ESPN, which is televising the World Cup, is using the soccer tournament as a living laboratory to test how people consume sports.

Do they watch it on TV? Listen to radio? Watch streaming video online or dial it up on their mobile? Do they use more than one medium at a time? Do they follow particular teams?

"We can get a very clear picture of how people navigate across these platforms and what they do," said Steven Ennen, manager of the Media Initiative. The information can help ESPN price advertising, deploy staffing resources, and select broadcast times.

"We operate on the idea that viewers will use the best available screen, depending on what time of day it is," said Glenn Enoch, ESPN's vice president of integrated media research.

That may mean the television in the evening, the radio in the car, the Internet at the office, and lots of secret glances at mobile devices during dull business meetings.

"It's 9 in the morning, Mr. Advertiser," Enoch said. "Where is the best place to reach your customer? We know the answer.
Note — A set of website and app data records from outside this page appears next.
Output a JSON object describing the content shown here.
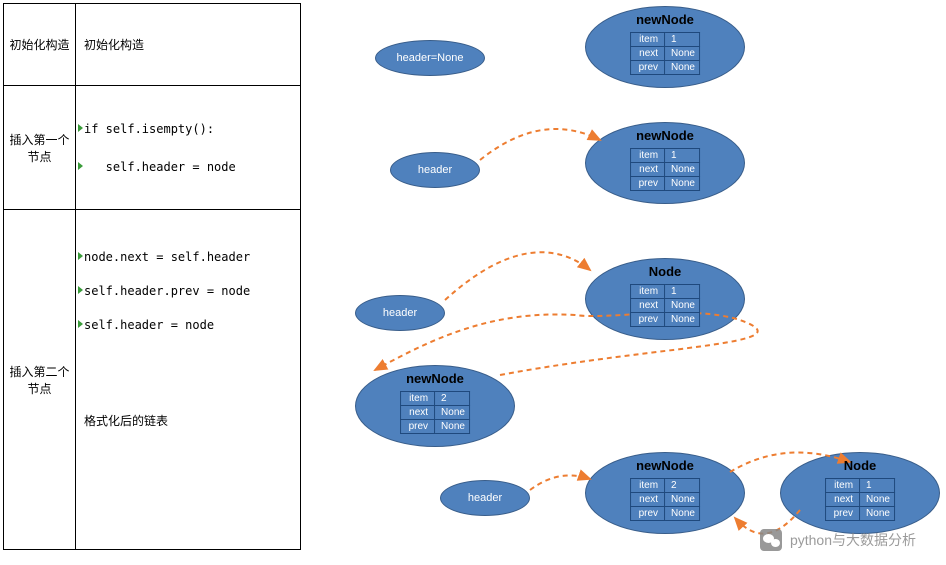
{
  "rows": {
    "r1_label": "初始化构造",
    "r1_desc": "初始化构造",
    "r2_label": "插入第一个节点",
    "r2_code1": "if self.isempty():",
    "r2_code2": "   self.header = node",
    "r3_label": "插入第二个节点",
    "r3_code1": "node.next = self.header",
    "r3_code2": "self.header.prev = node",
    "r3_code3": "self.header = node",
    "r3_desc": "格式化后的链表"
  },
  "labels": {
    "header_none": "header=None",
    "header": "header",
    "newNode": "newNode",
    "Node": "Node"
  },
  "fields": {
    "item": "item",
    "next": "next",
    "prev": "prev",
    "none": "None",
    "v1": "1",
    "v2": "2"
  },
  "watermark": "python与大数据分析",
  "chart_data": {
    "type": "diagram",
    "title": "Doubly Linked List Insertion at Head",
    "stages": [
      {
        "label": "初始化构造",
        "header": "None",
        "nodes": [
          {
            "name": "newNode",
            "item": 1,
            "next": "None",
            "prev": "None"
          }
        ]
      },
      {
        "label": "插入第一个节点",
        "code": [
          "if self.isempty():",
          "self.header = node"
        ],
        "header": "newNode",
        "nodes": [
          {
            "name": "newNode",
            "item": 1,
            "next": "None",
            "prev": "None"
          }
        ],
        "arrows": [
          [
            "header",
            "newNode"
          ]
        ]
      },
      {
        "label": "插入第二个节点",
        "code": [
          "node.next = self.header",
          "self.header.prev = node",
          "self.header = node"
        ],
        "header": "newNode",
        "nodes": [
          {
            "name": "Node",
            "item": 1,
            "next": "None",
            "prev": "None"
          },
          {
            "name": "newNode",
            "item": 2,
            "next": "None",
            "prev": "None"
          }
        ],
        "arrows": [
          [
            "header",
            "Node"
          ],
          [
            "newNode.next",
            "Node"
          ],
          [
            "Node.prev",
            "newNode"
          ]
        ]
      },
      {
        "label": "格式化后的链表",
        "header": "newNode",
        "nodes": [
          {
            "name": "newNode",
            "item": 2,
            "next": "None",
            "prev": "None"
          },
          {
            "name": "Node",
            "item": 1,
            "next": "None",
            "prev": "None"
          }
        ],
        "arrows": [
          [
            "header",
            "newNode"
          ],
          [
            "newNode.next",
            "Node"
          ],
          [
            "Node.prev",
            "newNode"
          ]
        ]
      }
    ]
  }
}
We just need to draw the map to tell you."

Besides Wharton, ESPN has 14 other research vendors. Each is looking at a different aspect of the increasingly complex interrelationships among media forms.

Wharton's focus is online behavior using ESPN.com, ESPN Mobile, ESPN3, and ESPN Deportes, the Spanish-language portal. "The Wharton piece has to do with modeling Internet and mobile overlap," Enoch said.
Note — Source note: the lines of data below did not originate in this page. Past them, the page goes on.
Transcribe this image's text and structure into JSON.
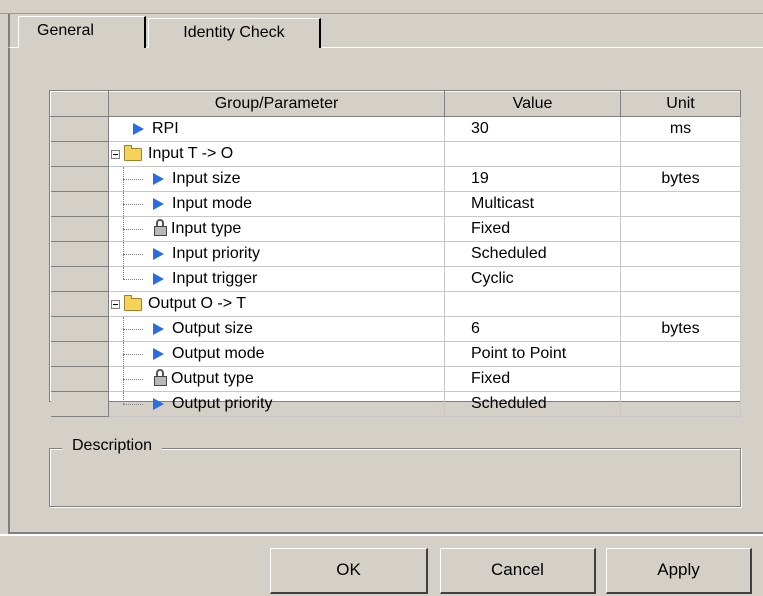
{
  "tabs": [
    "General",
    "Identity Check"
  ],
  "grid": {
    "columns": [
      "Group/Parameter",
      "Value",
      "Unit"
    ],
    "rows": [
      {
        "name": "RPI",
        "value": "30",
        "unit": "ms",
        "icon": "blue-triangle-icon",
        "level": 0
      },
      {
        "name": "Input T -> O",
        "value": "",
        "unit": "",
        "icon": "folder-icon",
        "level": "group"
      },
      {
        "name": "Input size",
        "value": "19",
        "unit": "bytes",
        "icon": "blue-triangle-icon",
        "level": 1
      },
      {
        "name": "Input mode",
        "value": "Multicast",
        "unit": "",
        "icon": "blue-triangle-icon",
        "level": 1
      },
      {
        "name": "Input type",
        "value": "Fixed",
        "unit": "",
        "icon": "lock-icon",
        "level": 1
      },
      {
        "name": "Input priority",
        "value": "Scheduled",
        "unit": "",
        "icon": "blue-triangle-icon",
        "level": 1
      },
      {
        "name": "Input trigger",
        "value": "Cyclic",
        "unit": "",
        "icon": "blue-triangle-icon",
        "level": 1
      },
      {
        "name": "Output O -> T",
        "value": "",
        "unit": "",
        "icon": "folder-icon",
        "level": "group"
      },
      {
        "name": "Output size",
        "value": "6",
        "unit": "bytes",
        "icon": "blue-triangle-icon",
        "level": 1
      },
      {
        "name": "Output mode",
        "value": "Point to Point",
        "unit": "",
        "icon": "blue-triangle-icon",
        "level": 1
      },
      {
        "name": "Output type",
        "value": "Fixed",
        "unit": "",
        "icon": "lock-icon",
        "level": 1
      },
      {
        "name": "Output priority",
        "value": "Scheduled",
        "unit": "",
        "icon": "blue-triangle-icon",
        "level": 1
      }
    ]
  },
  "description": {
    "label": "Description"
  },
  "buttons": {
    "ok": "OK",
    "cancel": "Cancel",
    "apply": "Apply"
  }
}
On Wednesday, Feit will be looking at the eagerly awaited first batch of user information from 10,000 people who signed on to ESPN during the World Cup's early rounds, known as the "group stage." Wharton doesn't have individual identifying information, but it does know about the habits of each of those 10,000 users.

"Think of it like a spreadsheet where the rows are people and the columns are behaviors," Ennen said.

Or you can imagine sausage.

The data are like the ingredients. Wharton designed the grinder that will mix the ingredients according to a complex mathematical formula.

If, after a night in the computer grinder, sausage emerges instead of, let's say, cheesesteaks, Wharton will know that the model it crafted using ESPN data from the NCAA basketball tournament in March worked to predict World Cup user behavior.

The next step will be to test whether the model can forecast viewership patterns in the final weeks based on behavior in the early rounds.

Among the factors: team loyalty and online usage during "seeded" rounds.

Ennen describes ESPN as a partner - one that makes a $50,000 contribution to the Media Initiative, accepts Wharton students as interns, and most importantly, provides the raw proprietary data so that academicians, primarily those in marketing, can use it for all sorts of research, subject to confidentiality agreements.